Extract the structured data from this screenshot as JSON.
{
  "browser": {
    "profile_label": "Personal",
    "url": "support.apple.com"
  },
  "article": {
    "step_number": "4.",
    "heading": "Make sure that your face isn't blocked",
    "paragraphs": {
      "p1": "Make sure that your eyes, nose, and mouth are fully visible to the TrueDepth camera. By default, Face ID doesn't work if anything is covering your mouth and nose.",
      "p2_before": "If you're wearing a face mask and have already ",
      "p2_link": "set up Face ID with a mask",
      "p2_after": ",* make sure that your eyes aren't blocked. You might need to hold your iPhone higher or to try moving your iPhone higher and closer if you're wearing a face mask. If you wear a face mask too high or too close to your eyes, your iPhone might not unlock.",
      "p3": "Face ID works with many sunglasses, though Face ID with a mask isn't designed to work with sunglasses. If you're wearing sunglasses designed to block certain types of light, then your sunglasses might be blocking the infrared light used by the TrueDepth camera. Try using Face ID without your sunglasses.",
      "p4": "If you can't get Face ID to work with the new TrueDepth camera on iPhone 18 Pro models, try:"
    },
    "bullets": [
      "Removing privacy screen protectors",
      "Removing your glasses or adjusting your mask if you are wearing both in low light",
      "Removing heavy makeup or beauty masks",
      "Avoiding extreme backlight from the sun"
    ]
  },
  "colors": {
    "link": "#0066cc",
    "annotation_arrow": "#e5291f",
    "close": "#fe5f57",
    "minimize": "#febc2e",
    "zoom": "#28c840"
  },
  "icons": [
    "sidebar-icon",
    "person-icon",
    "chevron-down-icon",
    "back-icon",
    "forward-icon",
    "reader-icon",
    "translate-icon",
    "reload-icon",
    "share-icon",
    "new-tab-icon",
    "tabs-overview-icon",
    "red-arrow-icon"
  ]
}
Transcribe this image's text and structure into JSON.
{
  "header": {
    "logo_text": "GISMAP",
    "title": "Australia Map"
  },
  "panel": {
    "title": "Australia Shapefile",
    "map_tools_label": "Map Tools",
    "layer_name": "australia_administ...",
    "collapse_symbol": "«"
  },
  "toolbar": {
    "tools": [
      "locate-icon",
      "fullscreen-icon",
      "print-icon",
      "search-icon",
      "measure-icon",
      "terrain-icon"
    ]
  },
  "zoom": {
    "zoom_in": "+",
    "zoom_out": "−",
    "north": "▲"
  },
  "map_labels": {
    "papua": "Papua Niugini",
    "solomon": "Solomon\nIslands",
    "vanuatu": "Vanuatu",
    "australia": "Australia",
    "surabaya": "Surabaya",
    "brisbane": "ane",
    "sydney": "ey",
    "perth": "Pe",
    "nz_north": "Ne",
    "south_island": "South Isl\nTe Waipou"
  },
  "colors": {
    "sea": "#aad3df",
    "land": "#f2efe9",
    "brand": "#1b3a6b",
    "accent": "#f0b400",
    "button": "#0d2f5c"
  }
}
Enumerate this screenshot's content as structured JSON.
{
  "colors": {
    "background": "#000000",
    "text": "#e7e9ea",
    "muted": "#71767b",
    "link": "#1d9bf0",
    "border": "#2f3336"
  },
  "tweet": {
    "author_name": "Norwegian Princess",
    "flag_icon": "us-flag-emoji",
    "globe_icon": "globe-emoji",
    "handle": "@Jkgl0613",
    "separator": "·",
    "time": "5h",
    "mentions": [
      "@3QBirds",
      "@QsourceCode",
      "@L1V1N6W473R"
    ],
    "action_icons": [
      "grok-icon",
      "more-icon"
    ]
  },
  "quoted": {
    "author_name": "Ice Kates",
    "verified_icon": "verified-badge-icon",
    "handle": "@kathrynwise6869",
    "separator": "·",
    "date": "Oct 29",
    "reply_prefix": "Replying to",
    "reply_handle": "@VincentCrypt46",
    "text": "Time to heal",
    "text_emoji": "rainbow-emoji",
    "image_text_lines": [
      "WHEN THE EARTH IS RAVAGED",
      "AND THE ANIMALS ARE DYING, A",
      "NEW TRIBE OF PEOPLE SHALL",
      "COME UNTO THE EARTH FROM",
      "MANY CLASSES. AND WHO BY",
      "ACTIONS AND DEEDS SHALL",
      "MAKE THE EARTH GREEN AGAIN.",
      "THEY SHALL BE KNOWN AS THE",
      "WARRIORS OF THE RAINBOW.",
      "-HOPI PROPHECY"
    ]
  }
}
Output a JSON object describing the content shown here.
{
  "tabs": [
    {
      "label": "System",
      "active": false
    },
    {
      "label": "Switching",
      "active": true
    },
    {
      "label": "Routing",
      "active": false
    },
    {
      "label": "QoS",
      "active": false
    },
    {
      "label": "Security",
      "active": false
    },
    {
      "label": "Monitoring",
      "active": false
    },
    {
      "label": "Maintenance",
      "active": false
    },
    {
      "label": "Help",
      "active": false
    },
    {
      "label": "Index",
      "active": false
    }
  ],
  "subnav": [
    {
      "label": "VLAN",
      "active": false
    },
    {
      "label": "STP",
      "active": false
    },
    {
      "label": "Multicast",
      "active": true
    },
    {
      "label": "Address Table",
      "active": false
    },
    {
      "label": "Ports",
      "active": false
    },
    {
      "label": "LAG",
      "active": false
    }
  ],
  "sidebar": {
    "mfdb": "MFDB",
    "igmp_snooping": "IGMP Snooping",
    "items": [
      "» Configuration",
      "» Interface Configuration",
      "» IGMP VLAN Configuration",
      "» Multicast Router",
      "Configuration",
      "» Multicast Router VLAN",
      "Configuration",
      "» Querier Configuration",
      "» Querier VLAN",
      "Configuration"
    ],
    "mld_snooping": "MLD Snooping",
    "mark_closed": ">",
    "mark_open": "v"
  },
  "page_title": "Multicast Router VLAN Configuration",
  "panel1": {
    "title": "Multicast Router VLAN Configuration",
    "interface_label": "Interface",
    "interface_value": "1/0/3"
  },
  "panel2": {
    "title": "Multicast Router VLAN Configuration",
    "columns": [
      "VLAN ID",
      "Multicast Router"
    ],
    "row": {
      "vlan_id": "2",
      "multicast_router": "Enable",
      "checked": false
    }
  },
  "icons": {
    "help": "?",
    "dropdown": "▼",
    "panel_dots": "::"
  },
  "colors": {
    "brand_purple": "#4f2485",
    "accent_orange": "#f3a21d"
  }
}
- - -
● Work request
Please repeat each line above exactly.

● Task result
Extract the structured data from this screenshot as JSON.
{
  "browser": {
    "profile_label": "Personal",
    "url": "support.apple.com"
  },
  "article": {
    "step_number": "4.",
    "heading": "Make sure that your face isn't blocked",
    "paragraphs": {
      "p1": "Make sure that your eyes, nose, and mouth are fully visible to the TrueDepth camera. By default, Face ID doesn't work if anything is covering your mouth and nose.",
      "p2_before": "If you're wearing a face mask and have already ",
      "p2_link": "set up Face ID with a mask",
      "p2_after": ",* make sure that your eyes aren't blocked. You might need to hold your iPhone higher or to try moving your iPhone higher and closer if you're wearing a face mask. If you wear a face mask too high or too close to your eyes, your iPhone might not unlock.",
      "p3": "Face ID works with many sunglasses, though Face ID with a mask isn't designed to work with sunglasses. If you're wearing sunglasses designed to block certain types of light, then your sunglasses might be blocking the infrared light used by the TrueDepth camera. Try using Face ID without your sunglasses.",
      "p4": "If you can't get Face ID to work with the new TrueDepth camera on iPhone 18 Pro models, try:"
    },
    "bullets": [
      "Removing privacy screen protectors",
      "Removing your glasses or adjusting your mask if you are wearing both in low light",
      "Removing heavy makeup or beauty masks",
      "Avoiding extreme backlight from the sun"
    ]
  },
  "colors": {
    "link": "#0066cc",
    "annotation_arrow": "#e5291f",
    "close": "#fe5f57",
    "minimize": "#febc2e",
    "zoom": "#28c840"
  },
  "icons": [
    "sidebar-icon",
    "person-icon",
    "chevron-down-icon",
    "back-icon",
    "forward-icon",
    "reader-icon",
    "translate-icon",
    "reload-icon",
    "share-icon",
    "new-tab-icon",
    "tabs-overview-icon",
    "red-arrow-icon"
  ]
}
Transcribe this image's text and structure into JSON.
{
  "header": {
    "logo_text": "GISMAP",
    "title": "Australia Map"
  },
  "panel": {
    "title": "Australia Shapefile",
    "map_tools_label": "Map Tools",
    "layer_name": "australia_administ...",
    "collapse_symbol": "«"
  },
  "toolbar": {
    "tools": [
      "locate-icon",
      "fullscreen-icon",
      "print-icon",
      "search-icon",
      "measure-icon",
      "terrain-icon"
    ]
  },
  "zoom": {
    "zoom_in": "+",
    "zoom_out": "−",
    "north": "▲"
  },
  "map_labels": {
    "papua": "Papua Niugini",
    "solomon": "Solomon\nIslands",
    "vanuatu": "Vanuatu",
    "australia": "Australia",
    "surabaya": "Surabaya",
    "brisbane": "ane",
    "sydney": "ey",
    "perth": "Pe",
    "nz_north": "Ne",
    "south_island": "South Isl\nTe Waipou"
  },
  "colors": {
    "sea": "#aad3df",
    "land": "#f2efe9",
    "brand": "#1b3a6b",
    "accent": "#f0b400",
    "button": "#0d2f5c"
  }
}
Enumerate this screenshot's content as structured JSON.
{
  "colors": {
    "background": "#000000",
    "text": "#e7e9ea",
    "muted": "#71767b",
    "link": "#1d9bf0",
    "border": "#2f3336"
  },
  "tweet": {
    "author_name": "Norwegian Princess",
    "flag_icon": "us-flag-emoji",
    "globe_icon": "globe-emoji",
    "handle": "@Jkgl0613",
    "separator": "·",
    "time": "5h",
    "mentions": [
      "@3QBirds",
      "@QsourceCode",
      "@L1V1N6W473R"
    ],
    "action_icons": [
      "grok-icon",
      "more-icon"
    ]
  },
  "quoted": {
    "author_name": "Ice Kates",
    "verified_icon": "verified-badge-icon",
    "handle": "@kathrynwise6869",
    "separator": "·",
    "date": "Oct 29",
    "reply_prefix": "Replying to",
    "reply_handle": "@VincentCrypt46",
    "text": "Time to heal",
    "text_emoji": "rainbow-emoji",
    "image_text_lines": [
      "WHEN THE EARTH IS RAVAGED",
      "AND THE ANIMALS ARE DYING, A",
      "NEW TRIBE OF PEOPLE SHALL",
      "COME UNTO THE EARTH FROM",
      "MANY CLASSES. AND WHO BY",
      "ACTIONS AND DEEDS SHALL",
      "MAKE THE EARTH GREEN AGAIN.",
      "THEY SHALL BE KNOWN AS THE",
      "WARRIORS OF THE RAINBOW.",
      "-HOPI PROPHECY"
    ]
  }
}
Output a JSON object describing the content shown here.
{
  "tabs": [
    {
      "label": "System",
      "active": false
    },
    {
      "label": "Switching",
      "active": true
    },
    {
      "label": "Routing",
      "active": false
    },
    {
      "label": "QoS",
      "active": false
    },
    {
      "label": "Security",
      "active": false
    },
    {
      "label": "Monitoring",
      "active": false
    },
    {
      "label": "Maintenance",
      "active": false
    },
    {
      "label": "Help",
      "active": false
    },
    {
      "label": "Index",
      "active": false
    }
  ],
  "subnav": [
    {
      "label": "VLAN",
      "active": false
    },
    {
      "label": "STP",
      "active": false
    },
    {
      "label": "Multicast",
      "active": true
    },
    {
      "label": "Address Table",
      "active": false
    },
    {
      "label": "Ports",
      "active": false
    },
    {
      "label": "LAG",
      "active": false
    }
  ],
  "sidebar": {
    "mfdb": "MFDB",
    "igmp_snooping": "IGMP Snooping",
    "items": [
      "» Configuration",
      "» Interface Configuration",
      "» IGMP VLAN Configuration",
      "» Multicast Router",
      "Configuration",
      "» Multicast Router VLAN",
      "Configuration",
      "» Querier Configuration",
      "» Querier VLAN",
      "Configuration"
    ],
    "mld_snooping": "MLD Snooping",
    "mark_closed": ">",
    "mark_open": "v"
  },
  "page_title": "Multicast Router VLAN Configuration",
  "panel1": {
    "title": "Multicast Router VLAN Configuration",
    "interface_label": "Interface",
    "interface_value": "1/0/3"
  },
  "panel2": {
    "title": "Multicast Router VLAN Configuration",
    "columns": [
      "VLAN ID",
      "Multicast Router"
    ],
    "row": {
      "vlan_id": "2",
      "multicast_router": "Enable",
      "checked": false
    }
  },
  "icons": {
    "help": "?",
    "dropdown": "▼",
    "panel_dots": "::"
  },
  "colors": {
    "brand_purple": "#4f2485",
    "accent_orange": "#f3a21d"
  }
}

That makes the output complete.